This colorful 1948 adaptation about the swashbuckling quartet—D’Artagnan joins the other three in their exploits—is better at atmospheric entertainment than at telling a faithful version of Dumas’ story. But who cares, when you’ve got Gene Kelly of all people sword-fighting/dancing with the best of them as D’Artagnan, Van Heflin, Gig Young and Robert Coote as the musketeers, June Allyson as the lovely Constance, Vincent Price as Cardinal Richelieu and even Lana Turner as the duplicitous countess. It’s Hollywood filmmaking at its slickest, courtesy director George Sidney. The film’s vivid colors pop brilliantly on Blu; extras are a vintage travel short, “Looking at London,” and vintage cartoon, “What Price Fleadom.”
Don Giovanni (Opus Arte)
Francesca da Rimini (Naxos)

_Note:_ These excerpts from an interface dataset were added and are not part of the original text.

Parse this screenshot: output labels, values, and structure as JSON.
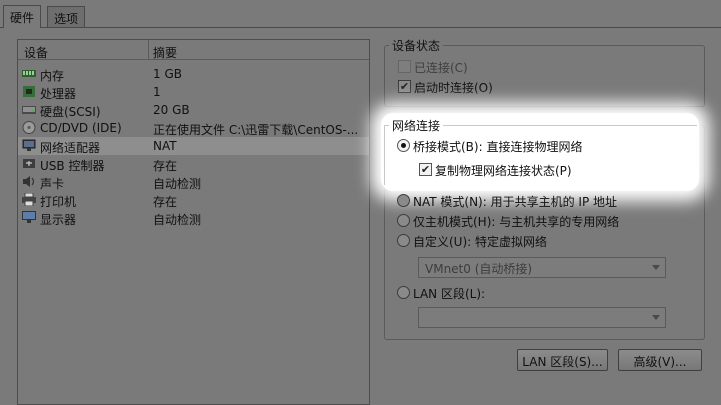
{
  "tabs": [
    "硬件",
    "选项"
  ],
  "devices": {
    "header": {
      "device": "设备",
      "summary": "摘要"
    },
    "rows": [
      {
        "name": "内存",
        "summary": "1 GB",
        "icon": "memory-icon"
      },
      {
        "name": "处理器",
        "summary": "1",
        "icon": "cpu-icon"
      },
      {
        "name": "硬盘(SCSI)",
        "summary": "20 GB",
        "icon": "disk-icon"
      },
      {
        "name": "CD/DVD (IDE)",
        "summary": "正在使用文件 C:\\迅雷下载\\CentOS-...",
        "icon": "cd-icon"
      },
      {
        "name": "网络适配器",
        "summary": "NAT",
        "icon": "network-icon"
      },
      {
        "name": "USB 控制器",
        "summary": "存在",
        "icon": "usb-icon"
      },
      {
        "name": "声卡",
        "summary": "自动检测",
        "icon": "sound-icon"
      },
      {
        "name": "打印机",
        "summary": "存在",
        "icon": "printer-icon"
      },
      {
        "name": "显示器",
        "summary": "自动检测",
        "icon": "monitor-icon"
      }
    ]
  },
  "device_status": {
    "title": "设备状态",
    "connected": "已连接(C)",
    "connect_at_power_on": "启动时连接(O)"
  },
  "network": {
    "title": "网络连接",
    "bridged": "桥接模式(B): 直接连接物理网络",
    "replicate": "复制物理网络连接状态(P)",
    "nat": "NAT 模式(N): 用于共享主机的 IP 地址",
    "host_only": "仅主机模式(H): 与主机共享的专用网络",
    "custom": "自定义(U): 特定虚拟网络",
    "custom_select": "VMnet0 (自动桥接)",
    "lan_segment": "LAN 区段(L):",
    "lan_select": ""
  },
  "buttons": {
    "lan_segments": "LAN 区段(S)...",
    "advanced": "高级(V)..."
  }
}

These stagings of two operas—an acknowledged classic and a less well-known but respectable love story—are illuminated by strong performances in the lead roles. In Mozart’s “Don Giovanni”—seen in Oliver Mears’ stodgy 2019 staging at London’s Royal Opera House—Erwin Schrott is a charmingly roguish Don and Malin Bystrom, Louise Alder and Myrto Papatanasiu are a delightful and sympathetic trio of the Don’s conquests.
Last year in Berlin, Riccardo Zandonai’s tragic “Francesca da Rimini” was staged impeccably by director Christof Loy, helped immeasurably by American soprano Sara Jakubiak’s varied, versatile, vocally and dramatically flawless portrayal of Francesca. Both operas have excellent hi-def video and sound; “Giovanni” extras are short interviews with cast and creatives.
DVD Release of the Week
Le Chevalier de Saint-George—The Enlightened Violinist (BelAir Classiques)
This short documentary about the life of a remarkable musician and composer, Joseph Bologne, aka Le Chevalier de Saint-George, fills a hole in part of our history of music—this Black man from Guadeloupe (then a French colony) was born to an enslaved 16-year-old in 1745 and was considered the “Black Mozart” by his contemporaries for his versatility as an instrumentalist and facility as a composer. Several music scholars and musicians discuss his importance both historically and musically, and the accompanying hour-long concert—which features soprano Magali Leger, who also speaks in the documentary—includes some of his well-crafted music alongside works by Haydn and Mozart, providing a necessary corrective to our current musical trajectory.